The New Haven Model
Education Secretary Arne Duncan is right to push the nation’s schools to develop teacher evaluation systems that take student achievement into account. The teachers’ unions, which have long opposed the idea, are beginning to realize that they can either stand on the sidelines or help develop these systems. We hope they will get involved and play a constructive role.
The politically savvy American Federation of Teachers has decided that it is better to get in the game. In New Haven, the union has agreed in its new contract to develop an evaluation system in collaboration with the city. Secretary Duncan praised the agreement lavishly. But the accolades seem premature given that crucial details have yet to be worked out.

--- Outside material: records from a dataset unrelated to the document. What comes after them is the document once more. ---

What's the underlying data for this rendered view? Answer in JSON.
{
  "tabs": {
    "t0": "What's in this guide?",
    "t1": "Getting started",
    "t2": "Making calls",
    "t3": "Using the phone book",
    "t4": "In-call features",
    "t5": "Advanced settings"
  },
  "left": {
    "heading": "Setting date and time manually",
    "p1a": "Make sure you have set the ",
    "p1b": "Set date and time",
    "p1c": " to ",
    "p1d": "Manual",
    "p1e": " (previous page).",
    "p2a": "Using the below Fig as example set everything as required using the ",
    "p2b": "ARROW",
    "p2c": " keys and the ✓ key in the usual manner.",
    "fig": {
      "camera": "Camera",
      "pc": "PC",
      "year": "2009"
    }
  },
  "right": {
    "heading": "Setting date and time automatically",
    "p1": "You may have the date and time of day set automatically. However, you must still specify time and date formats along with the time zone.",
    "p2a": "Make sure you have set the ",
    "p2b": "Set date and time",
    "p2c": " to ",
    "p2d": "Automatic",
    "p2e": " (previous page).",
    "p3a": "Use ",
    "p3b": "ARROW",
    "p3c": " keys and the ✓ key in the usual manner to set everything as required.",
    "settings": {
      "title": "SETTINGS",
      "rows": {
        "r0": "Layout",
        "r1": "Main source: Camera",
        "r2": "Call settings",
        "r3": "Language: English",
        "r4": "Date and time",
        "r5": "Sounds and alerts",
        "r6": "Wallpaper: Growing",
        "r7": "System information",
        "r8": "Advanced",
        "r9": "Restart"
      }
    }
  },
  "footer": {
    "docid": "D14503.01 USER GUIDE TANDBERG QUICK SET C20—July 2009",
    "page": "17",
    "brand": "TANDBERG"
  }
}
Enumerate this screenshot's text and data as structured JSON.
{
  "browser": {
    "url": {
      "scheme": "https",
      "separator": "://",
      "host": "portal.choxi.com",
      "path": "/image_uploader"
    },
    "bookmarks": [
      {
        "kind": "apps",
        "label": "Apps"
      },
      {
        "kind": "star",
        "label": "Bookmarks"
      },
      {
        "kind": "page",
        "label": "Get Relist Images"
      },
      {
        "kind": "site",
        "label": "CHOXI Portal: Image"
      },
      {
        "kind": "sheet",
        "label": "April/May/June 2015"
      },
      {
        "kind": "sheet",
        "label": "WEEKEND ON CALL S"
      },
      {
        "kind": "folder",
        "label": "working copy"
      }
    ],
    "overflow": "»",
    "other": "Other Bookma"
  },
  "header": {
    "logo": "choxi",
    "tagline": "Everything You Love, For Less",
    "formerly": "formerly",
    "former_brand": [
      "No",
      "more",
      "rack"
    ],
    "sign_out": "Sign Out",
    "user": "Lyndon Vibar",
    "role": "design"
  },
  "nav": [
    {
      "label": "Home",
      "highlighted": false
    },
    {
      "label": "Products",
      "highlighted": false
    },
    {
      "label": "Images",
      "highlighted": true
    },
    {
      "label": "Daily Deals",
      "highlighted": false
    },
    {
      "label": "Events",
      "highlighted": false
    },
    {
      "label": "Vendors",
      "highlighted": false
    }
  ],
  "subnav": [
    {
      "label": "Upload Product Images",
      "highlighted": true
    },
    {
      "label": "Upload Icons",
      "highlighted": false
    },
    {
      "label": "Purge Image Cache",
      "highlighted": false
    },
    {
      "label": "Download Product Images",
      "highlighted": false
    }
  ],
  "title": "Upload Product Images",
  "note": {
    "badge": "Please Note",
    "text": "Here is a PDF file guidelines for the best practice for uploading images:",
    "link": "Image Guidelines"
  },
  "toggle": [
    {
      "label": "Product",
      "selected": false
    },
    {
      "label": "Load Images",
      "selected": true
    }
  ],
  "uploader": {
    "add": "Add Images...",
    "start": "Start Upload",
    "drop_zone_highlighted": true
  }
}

Mayor John DeStefano Jr. deserves credit for leading these negotiations and setting ambitious educational goals for the city, including halving the achievement gap between poor and wealthy students.
The new agreement gives the city important new tools, starting with significantly more authority to remake chronically failing schools.
System administrators will be able to remove the entire staff at a failing school and require teachers to reapply for their jobs. This should allow the new principals to build stronger teams.
(Teachers who are not rehired at these so-called turnaround schools will have the right to be placed elsewhere, at least until they are evaluated, which means that New Haven could still end up passing around teachers who should be ushered out of the system.)
School reformers were excited to hear that New Haven planned to take student performance into account in its teacher evaluations. But they uttered a collective “uh-oh” upon hearing that the details — including how much weight would be given to student performance — would be hashed out by a committee that includes teachers and administrators.
To be taken seriously, the evaluation system must be based on a clear formula in which the student achievement component carries the preponderance of the weight. It must also include a fine-grained analysis that tells teachers where they stand.
The New Haven contract represents a promising first step. But there is still a lot of room for politicking and shenanigans. Political leaders, school administrators, parents and everyone else who cares about improving education in this country will have to keep a close eye as this effort moves forward.